Welcome to the ugly bug ball. Where we live, in Florida, we have bugs, lots of bugs, bugs everywhere. They’re in your house, they’re in your car, they’re in your hair and even your cup of coffee. Yep, there’s one now swimming around. Coffee is cold anyway. In fact when people visit Florida this is the first thing they talk about. “You sure have lots of bugs here”. Or “What’s that thing flying around”? Or “It’s crawling on me, get it off, get it off. I’ve taken a few pictures to show you but it’s not easy since they won’t stay still. They’re either crawling, jumping, hopping or flying away. “Quick, take it now,”I hear in the background, “it’s leaving”. They come to your garden, lots of them. Some of them like your daylilies. You can easily see some of them. The bad bugs like grass hoppers and caterpillars eat the leaves while centipedes and grub worms are in the soil out of sight eating the young tender roots. Other bad bugs, like aphids and spider mites, are very small and hide deep down in the leaves. You may not know that they are there until your plants don’t look so good any more. Believe it or not there are good bugs that come to your daylilies to eat too but not to eat them but to eat the bad bugs. Lady bugs are welcome in our garden because they feed on some of the bad bugs. If you decide to use insecticides on your plants, remember you are likely killing the good bugs along with the bad ones. The American Hemerocallis Society, (AHS) which I have provided a link to, list 21 bad bugs to watch for and is a great place to go for help with your daylilies. From their front page do a search for pest and also for beneficial insects. What are you going to do when they come for you. Bad bugs, bad bugs.
14 June Graceful Eye, God Save the Queen, Forever in Time
At times when I am busy taking pictures of the flowers, mother nature is on display.
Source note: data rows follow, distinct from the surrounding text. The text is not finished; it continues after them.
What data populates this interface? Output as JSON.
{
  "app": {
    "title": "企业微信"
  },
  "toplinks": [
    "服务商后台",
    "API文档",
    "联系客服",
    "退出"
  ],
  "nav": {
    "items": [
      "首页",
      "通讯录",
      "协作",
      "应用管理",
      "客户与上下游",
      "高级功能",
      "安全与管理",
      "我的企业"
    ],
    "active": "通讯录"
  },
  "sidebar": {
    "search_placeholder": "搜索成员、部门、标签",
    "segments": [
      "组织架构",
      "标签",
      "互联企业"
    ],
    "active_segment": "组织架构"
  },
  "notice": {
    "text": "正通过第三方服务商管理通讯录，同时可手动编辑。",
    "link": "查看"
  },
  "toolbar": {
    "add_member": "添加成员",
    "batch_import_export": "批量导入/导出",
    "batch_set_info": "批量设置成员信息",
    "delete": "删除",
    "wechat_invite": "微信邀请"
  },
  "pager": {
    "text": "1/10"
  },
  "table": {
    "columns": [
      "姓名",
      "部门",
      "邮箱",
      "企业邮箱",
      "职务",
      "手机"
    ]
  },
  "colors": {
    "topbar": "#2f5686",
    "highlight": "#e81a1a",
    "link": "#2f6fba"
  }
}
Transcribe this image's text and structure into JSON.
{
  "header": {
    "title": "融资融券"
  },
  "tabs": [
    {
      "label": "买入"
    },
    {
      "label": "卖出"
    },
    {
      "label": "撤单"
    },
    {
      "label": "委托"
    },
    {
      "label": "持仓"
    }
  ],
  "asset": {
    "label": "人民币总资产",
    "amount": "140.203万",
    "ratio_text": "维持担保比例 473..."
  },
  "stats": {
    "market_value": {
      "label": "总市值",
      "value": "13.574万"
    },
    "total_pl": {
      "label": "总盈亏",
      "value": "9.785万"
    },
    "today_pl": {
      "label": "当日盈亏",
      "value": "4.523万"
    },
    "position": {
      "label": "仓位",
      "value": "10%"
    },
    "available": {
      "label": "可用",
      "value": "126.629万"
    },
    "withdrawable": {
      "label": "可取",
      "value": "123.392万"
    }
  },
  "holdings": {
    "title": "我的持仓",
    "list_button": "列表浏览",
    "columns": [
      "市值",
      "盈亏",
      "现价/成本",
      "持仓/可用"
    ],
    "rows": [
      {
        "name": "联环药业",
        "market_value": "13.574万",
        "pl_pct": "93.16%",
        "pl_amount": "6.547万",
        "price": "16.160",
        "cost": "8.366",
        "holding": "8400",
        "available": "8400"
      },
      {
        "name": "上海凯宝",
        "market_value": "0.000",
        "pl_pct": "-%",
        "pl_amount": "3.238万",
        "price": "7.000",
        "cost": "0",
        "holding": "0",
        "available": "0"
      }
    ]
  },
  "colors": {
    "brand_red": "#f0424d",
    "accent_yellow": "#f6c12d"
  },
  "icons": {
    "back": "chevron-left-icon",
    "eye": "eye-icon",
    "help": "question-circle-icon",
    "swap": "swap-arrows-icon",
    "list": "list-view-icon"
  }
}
It’s a free show and you don’t need a ticket. Have your camera ready and pick a front seat.
No disappointment here. Visual Intrigue 20 April 2017.
Wow! Isle of Man is the first bloomer. 19 April 2017 Up before sunrise.